More than 60 million American children participate in organized sports every year, according to a report by Kids Health. While sportsmanship helps build character, strength, and even promotes healthy exercise at an early age, Anu R. Pathak, MD, understands that it also increases your child’s risk of sports injuries. As an experienced pediatrician in practice for over 20 years, Dr. Pathak can evaluate and treat a variety of sports injuries at her office in Southbridge, Massachusetts. Whether your child has a concussion or a sprain, call the office or schedule an appointment online to get expert care for your child’s sports injuries
A sports injury is characterized by an injury that occurs during physical activity, including exercise and organized sports. While sports injuries often happen to adults due to overtraining, lack of proper conditioning, poor form, and more, children are also at risk.

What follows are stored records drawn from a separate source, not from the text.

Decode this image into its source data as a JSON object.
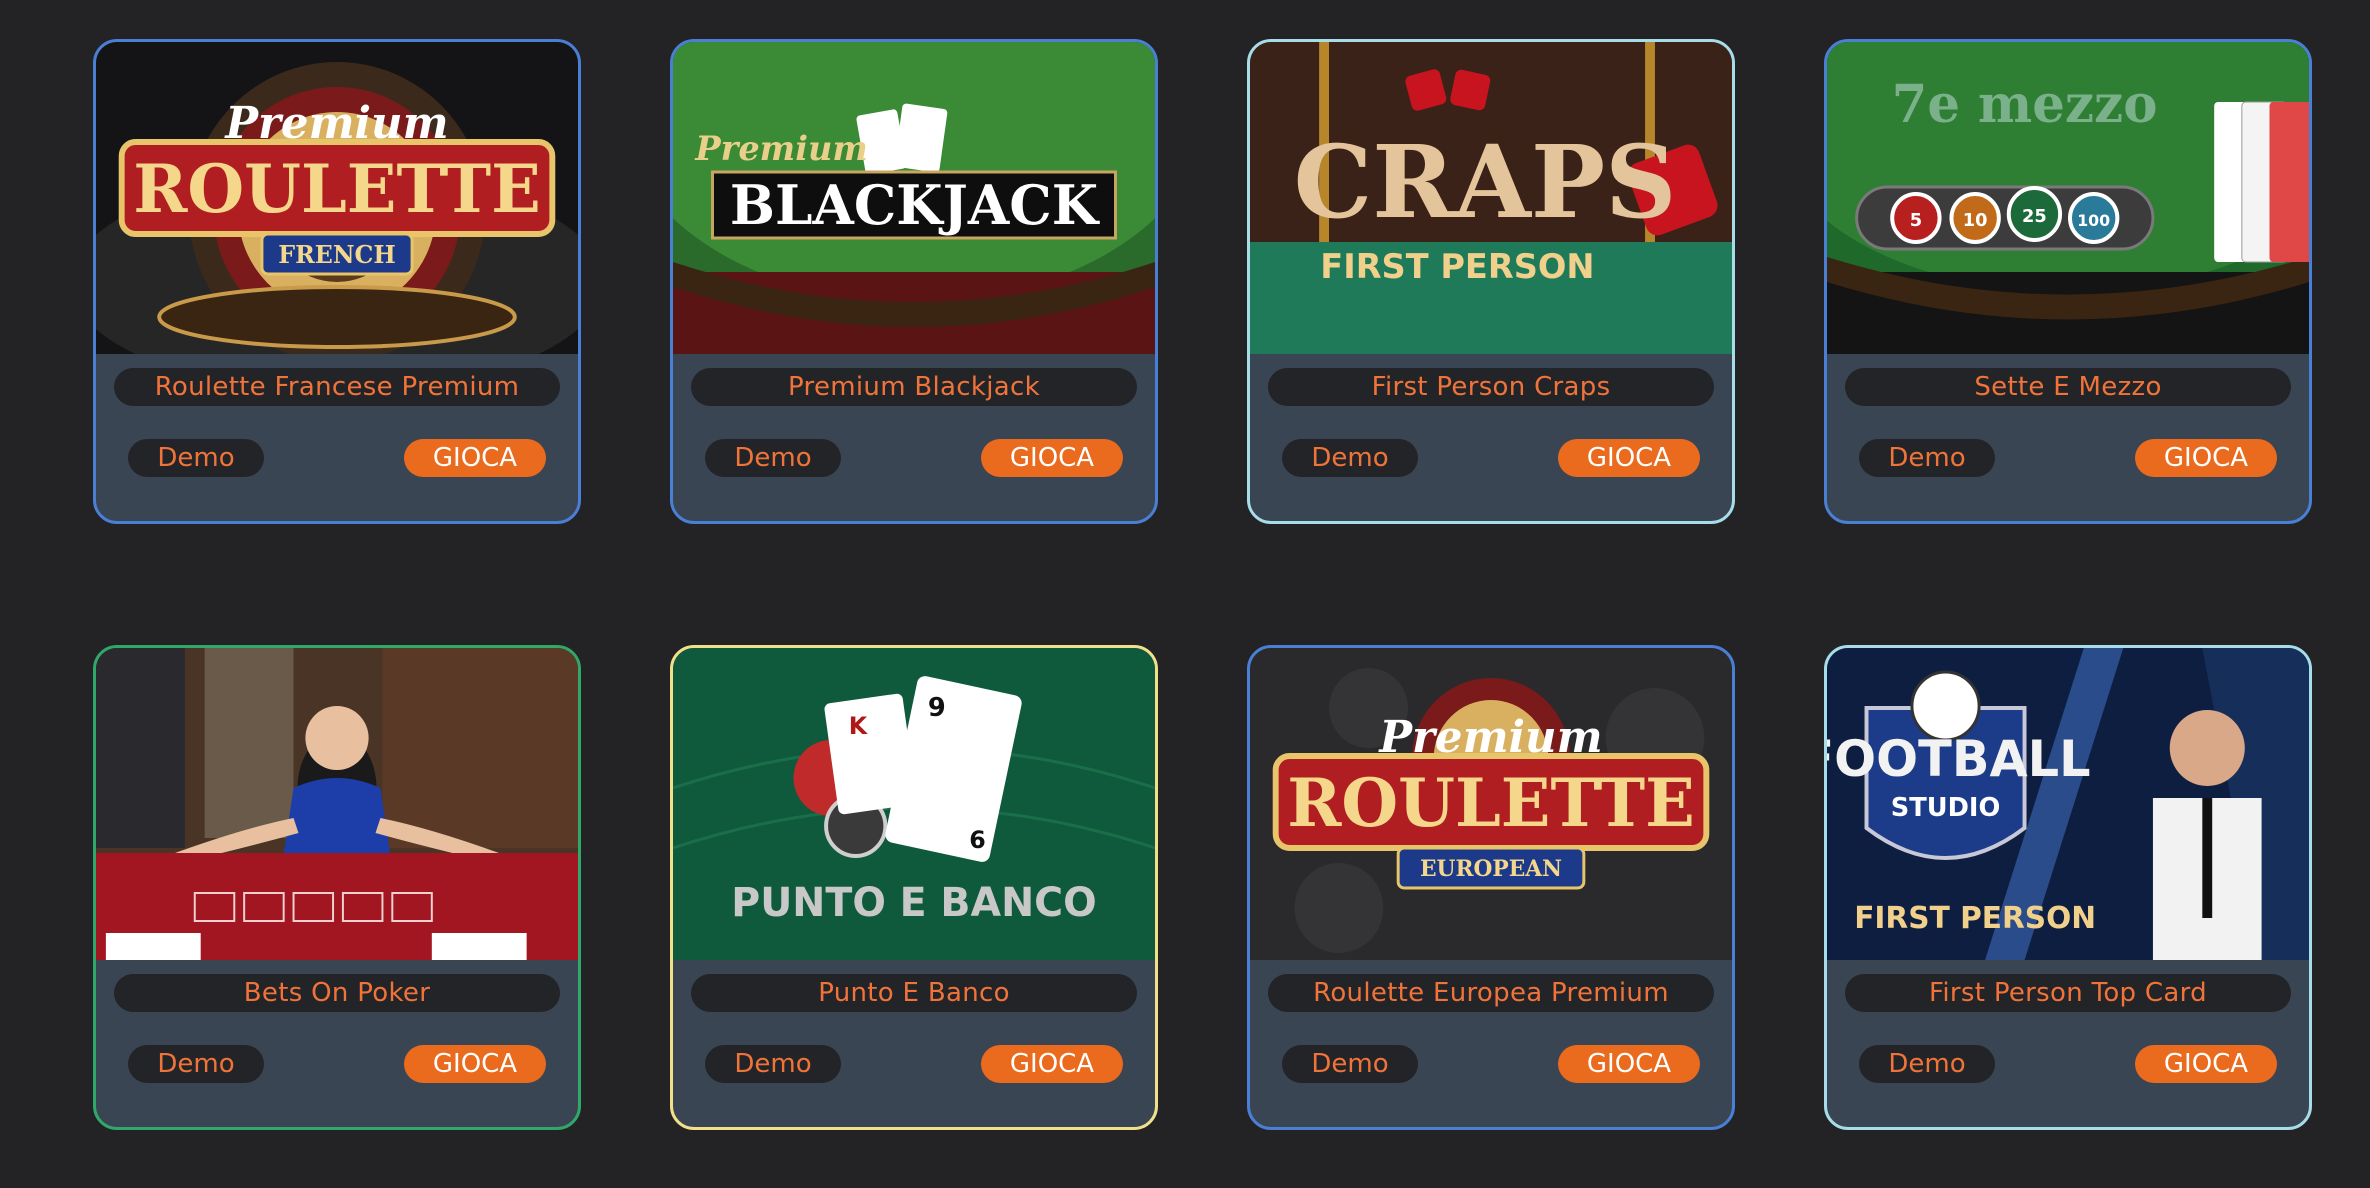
{
  "games": [
    {
      "title": "Roulette Francese Premium",
      "demo": "Demo",
      "play": "GIOCA",
      "border": "#4a7fd6",
      "art": {
        "top": "Premium",
        "main": "ROULETTE",
        "sub": "FRENCH"
      }
    },
    {
      "title": "Premium Blackjack",
      "demo": "Demo",
      "play": "GIOCA",
      "border": "#4a7fd6",
      "art": {
        "top": "Premium",
        "main": "BLACKJACK"
      }
    },
    {
      "title": "First Person Craps",
      "demo": "Demo",
      "play": "GIOCA",
      "border": "#a6dde8",
      "art": {
        "main": "CRAPS",
        "sub": "FIRST PERSON"
      }
    },
    {
      "title": "Sette E Mezzo",
      "demo": "Demo",
      "play": "GIOCA",
      "border": "#4a7fd6",
      "art": {
        "main": "7e mezzo",
        "chip1": "5",
        "chip2": "10",
        "chip3": "25",
        "chip4": "100"
      }
    },
    {
      "title": "Bets On Poker",
      "demo": "Demo",
      "play": "GIOCA",
      "border": "#2fa86a",
      "art": {}
    },
    {
      "title": "Punto E Banco",
      "demo": "Demo",
      "play": "GIOCA",
      "border": "#f1e08a",
      "art": {
        "main": "PUNTO E BANCO",
        "card1": "K",
        "card2": "9",
        "card2b": "6"
      }
    },
    {
      "title": "Roulette Europea Premium",
      "demo": "Demo",
      "play": "GIOCA",
      "border": "#4a7fd6",
      "art": {
        "top": "Premium",
        "main": "ROULETTE",
        "sub": "EUROPEAN"
      }
    },
    {
      "title": "First Person Top Card",
      "demo": "Demo",
      "play": "GIOCA",
      "border": "#a6dde8",
      "art": {
        "main": "FOOTBALL",
        "mid": "STUDIO",
        "sub": "FIRST PERSON"
      }
    }
  ],
  "colors": {
    "background": "#232325",
    "panel": "#3a4554",
    "accent": "#ea6a1e",
    "text_accent": "#f0733a"
  }
}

Children, particularly before the age of eight, lack the coordination and reaction times of adults because they’re still developing. They may also struggle to avoid the risks of certain sports and other activities like adults might because they aren’t thinking of getting injured.

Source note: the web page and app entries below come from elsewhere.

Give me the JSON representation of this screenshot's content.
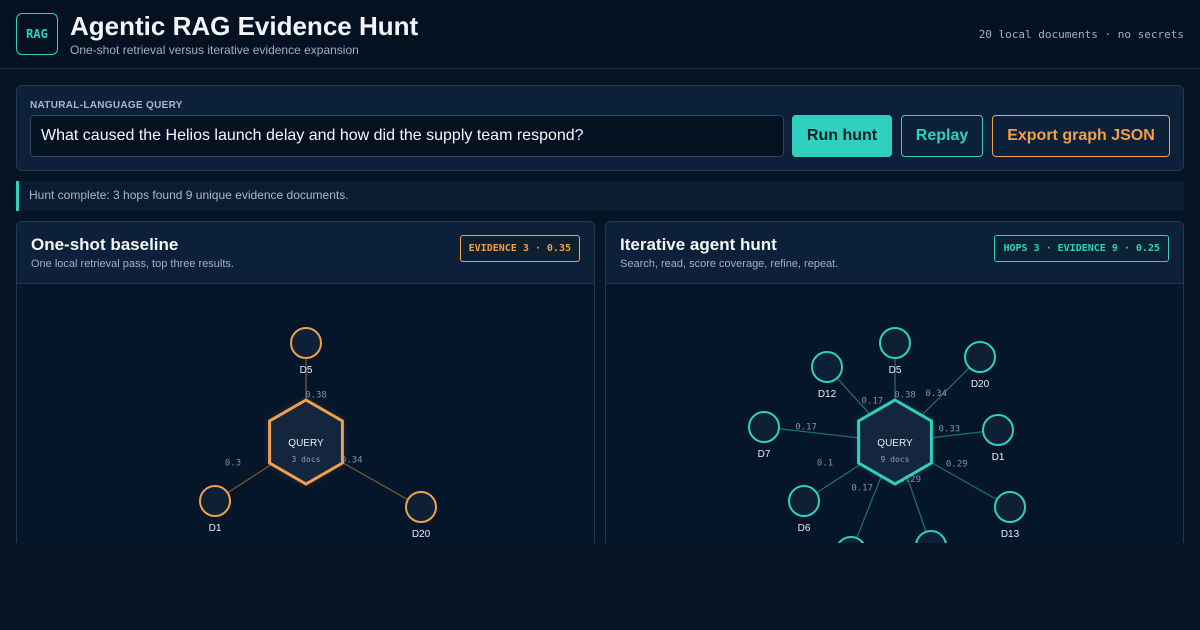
{
  "app": {
    "logo": "RAG",
    "title": "Agentic RAG Evidence Hunt",
    "subtitle": "One-shot retrieval versus iterative evidence expansion",
    "meta": "20 local documents · no secrets"
  },
  "query": {
    "label": "NATURAL-LANGUAGE QUERY",
    "value": "What caused the Helios launch delay and how did the supply team respond?",
    "buttons": {
      "run": "Run hunt",
      "replay": "Replay",
      "export": "Export graph JSON"
    }
  },
  "status": "Hunt complete: 3 hops found 9 unique evidence documents.",
  "colors": {
    "accent_teal": "#2fd0bf",
    "accent_orange": "#f0a04c",
    "background": "#061526"
  },
  "baseline": {
    "title": "One-shot baseline",
    "subtitle": "One local retrieval pass, top three results.",
    "badge": "EVIDENCE 3 · 0.35",
    "center_label": "QUERY",
    "center_sub": "3 docs",
    "nodes": [
      {
        "id": "D5",
        "score": "0.38"
      },
      {
        "id": "D1",
        "score": "0.3"
      },
      {
        "id": "D20",
        "score": "0.34"
      }
    ]
  },
  "agent": {
    "title": "Iterative agent hunt",
    "subtitle": "Search, read, score coverage, refine, repeat.",
    "badge": "HOPS 3 · EVIDENCE 9 · 0.25",
    "center_label": "QUERY",
    "center_sub": "9 docs",
    "nodes": [
      {
        "id": "D5",
        "score": "0.38"
      },
      {
        "id": "D20",
        "score": "0.34"
      },
      {
        "id": "D1",
        "score": "0.33"
      },
      {
        "id": "D13",
        "score": "0.29"
      },
      {
        "id": "",
        "score": "0.29"
      },
      {
        "id": "",
        "score": "0.17"
      },
      {
        "id": "D6",
        "score": "0.1"
      },
      {
        "id": "D7",
        "score": "0.17"
      },
      {
        "id": "D12",
        "score": "0.17"
      }
    ]
  }
}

Some of the most common sports injuries in children and teens include:
While overuse injuries are more common in teens and adults than children, your child’s risk of developing one increases the more they participate in a certain sport or physical activity.

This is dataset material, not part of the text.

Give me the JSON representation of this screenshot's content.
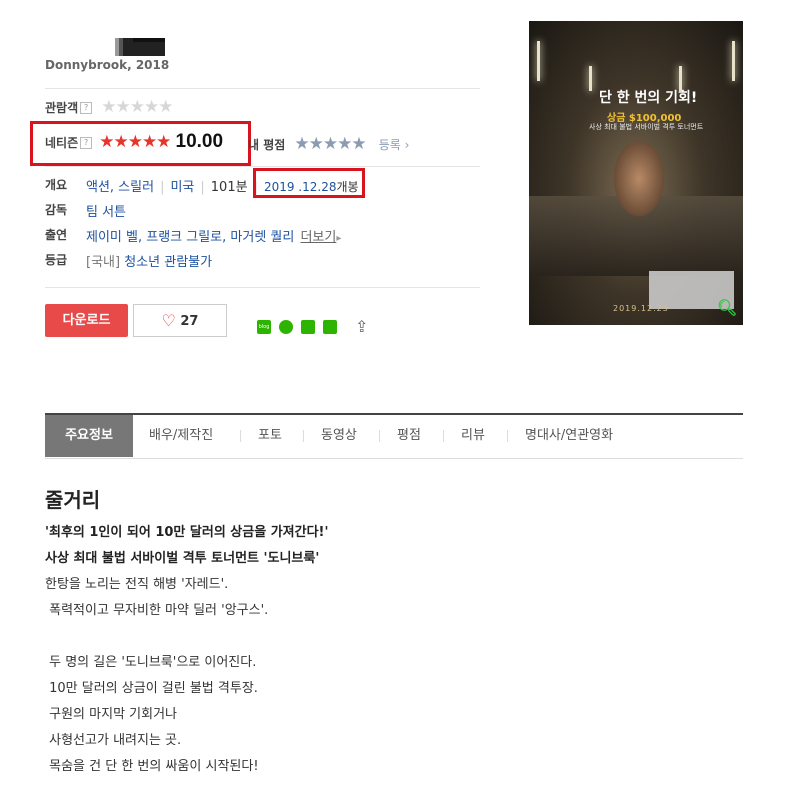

The most common overuse injuries in children and teens are:
Overuse injuries occur most frequently due to poor form, inadequate warm-ups, overexertion, or improper equipment. They also happen more often during growth spurts.
If you suspect your child has a concussion—an injury that causes a disruption in brain function—call Dr. Pathak right away. Concussions typically happen during contact sports like hockey, football, wrestling, and rugby. However, your child can also get a concussion from failing to wear a helmet while skateboarding or riding a bike.
A concussion isn’t always obvious, so look out for the following concussion symptoms if you think your child has a head injury:
If Dr. Pathak determines that your child has a concussion, they must be closely monitored to watch out for escalating symptoms. Your child should also rest and take a break from both mental and physical activity until Dr. Pathak clears them to participate again.
When diagnosing and treating a sports injury, you need a pediatrician you can trust to care for your child like family. Call Anu R. Pathak, MD, or schedule an appointment online to learn more.